Arsenal went in search of a response and a raft of half chances followed. Kurt Zouma, otherwise excellent on his home debut, was fortunate not to concede a penalty after appearing to handle a Ramsey cut-back and Butland’s excellent display could easily have been blemished when he failed to cleanly collect a Bellerin shot.
The best opportunities however, like in the first half, fell to Welbeck. First, he looped a header harmlessly over Butland’s bar despite having time and space to direct his effort. Then, after being neatly slipped through by Olivier Giroud, he dallied and saw his lofted effort turned away by Butland. Welbeck’s fellow forward and Arsenal’s record signing, Lacazette, fared no better, miscuing from six yards out and then seeing his a powerful effort ruled out for offside. The £46.5m signing's foot appeared to be marginally beyond Stoke's last defender.
Stoke posed no threat themselves after going ahead, save when Berahino stole a yard on Monreal to meet an Erik Pieters cross and head powerfully into the ground, forcing Cech to palm the effort over. Hughes’ side were more than happy to let their guests toil in search of an equaliser and toil they did, with Butland on hand to collect every time Arsenal thought they had an opening. In the end, Arsenal had no choice but hope their big man could get a head on it. Giroud connected with a late header but it slipped wide. They were out of ideas and leaving empty-handed.
Stoke City (3-4-2-1): Butland; Zouma, Shawcross, Cameron; Diouf, Allen, Fletcher, Pieters (Martins-Indi 89); Shaqiri (Berahino 25), Jese (Ramadan 71); Choupo-Moting.
Substitutes not used: Grant, Johnson, Crouch, Bojan.
Arsenal (3-4-2-1): Cech; Mustafi, Monreal, Kolasinac (Giroud 66); Bellerin, Ramsey, Xhaka (Iwobi 79), Oxlade-Chamberlain; Ozil, Welbeck; Lacazette (Walcott 78).

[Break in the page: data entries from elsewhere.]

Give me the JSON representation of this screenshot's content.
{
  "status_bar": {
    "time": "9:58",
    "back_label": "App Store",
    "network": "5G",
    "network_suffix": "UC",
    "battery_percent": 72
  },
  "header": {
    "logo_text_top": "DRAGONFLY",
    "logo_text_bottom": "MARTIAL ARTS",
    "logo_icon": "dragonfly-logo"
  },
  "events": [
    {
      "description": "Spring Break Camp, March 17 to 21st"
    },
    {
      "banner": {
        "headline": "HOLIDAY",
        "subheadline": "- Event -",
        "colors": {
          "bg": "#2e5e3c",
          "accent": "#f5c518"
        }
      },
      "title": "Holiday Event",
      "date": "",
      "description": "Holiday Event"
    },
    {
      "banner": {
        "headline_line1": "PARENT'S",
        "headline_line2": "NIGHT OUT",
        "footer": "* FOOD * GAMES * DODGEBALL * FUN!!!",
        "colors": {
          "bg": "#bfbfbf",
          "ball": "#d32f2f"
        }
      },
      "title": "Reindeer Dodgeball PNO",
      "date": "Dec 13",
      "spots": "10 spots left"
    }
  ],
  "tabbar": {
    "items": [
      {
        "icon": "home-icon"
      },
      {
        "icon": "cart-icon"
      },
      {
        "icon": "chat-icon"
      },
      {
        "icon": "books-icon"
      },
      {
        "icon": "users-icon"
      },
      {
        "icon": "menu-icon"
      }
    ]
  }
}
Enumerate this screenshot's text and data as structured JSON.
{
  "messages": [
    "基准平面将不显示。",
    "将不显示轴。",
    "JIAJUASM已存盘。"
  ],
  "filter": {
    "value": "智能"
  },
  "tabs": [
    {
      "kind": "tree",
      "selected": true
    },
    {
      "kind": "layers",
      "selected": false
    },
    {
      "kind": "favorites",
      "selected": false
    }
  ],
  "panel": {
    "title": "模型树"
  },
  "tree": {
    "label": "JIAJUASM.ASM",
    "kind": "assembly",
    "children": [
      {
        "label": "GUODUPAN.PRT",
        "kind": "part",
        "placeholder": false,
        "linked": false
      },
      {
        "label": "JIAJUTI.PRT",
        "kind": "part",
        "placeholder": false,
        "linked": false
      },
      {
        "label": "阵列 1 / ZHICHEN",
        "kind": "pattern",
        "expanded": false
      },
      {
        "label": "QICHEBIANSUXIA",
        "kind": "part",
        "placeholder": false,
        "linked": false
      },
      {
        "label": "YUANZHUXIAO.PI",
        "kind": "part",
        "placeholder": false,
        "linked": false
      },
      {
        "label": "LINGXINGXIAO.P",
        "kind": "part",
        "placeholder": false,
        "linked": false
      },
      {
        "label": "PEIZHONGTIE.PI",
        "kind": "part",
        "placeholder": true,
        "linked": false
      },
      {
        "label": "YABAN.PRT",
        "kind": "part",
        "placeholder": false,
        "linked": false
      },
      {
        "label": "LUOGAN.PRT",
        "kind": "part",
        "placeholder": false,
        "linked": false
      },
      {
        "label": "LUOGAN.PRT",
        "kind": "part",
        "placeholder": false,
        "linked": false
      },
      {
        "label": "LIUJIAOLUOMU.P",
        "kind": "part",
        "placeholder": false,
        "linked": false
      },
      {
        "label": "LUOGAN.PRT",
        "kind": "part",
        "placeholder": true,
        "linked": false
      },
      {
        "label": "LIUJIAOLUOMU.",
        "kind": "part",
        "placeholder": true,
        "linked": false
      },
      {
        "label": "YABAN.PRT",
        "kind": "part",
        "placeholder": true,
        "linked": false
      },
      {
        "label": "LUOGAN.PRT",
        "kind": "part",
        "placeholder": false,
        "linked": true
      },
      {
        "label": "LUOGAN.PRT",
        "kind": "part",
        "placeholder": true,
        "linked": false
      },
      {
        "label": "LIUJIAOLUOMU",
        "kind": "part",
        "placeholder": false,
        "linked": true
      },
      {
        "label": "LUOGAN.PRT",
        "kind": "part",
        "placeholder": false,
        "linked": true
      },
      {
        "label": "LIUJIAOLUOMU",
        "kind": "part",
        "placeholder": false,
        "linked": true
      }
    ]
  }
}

Substitutes not used: Ospina, Mertesacker, Coquelin, Elneny.
Referee: Andre Marriner (West Midlands)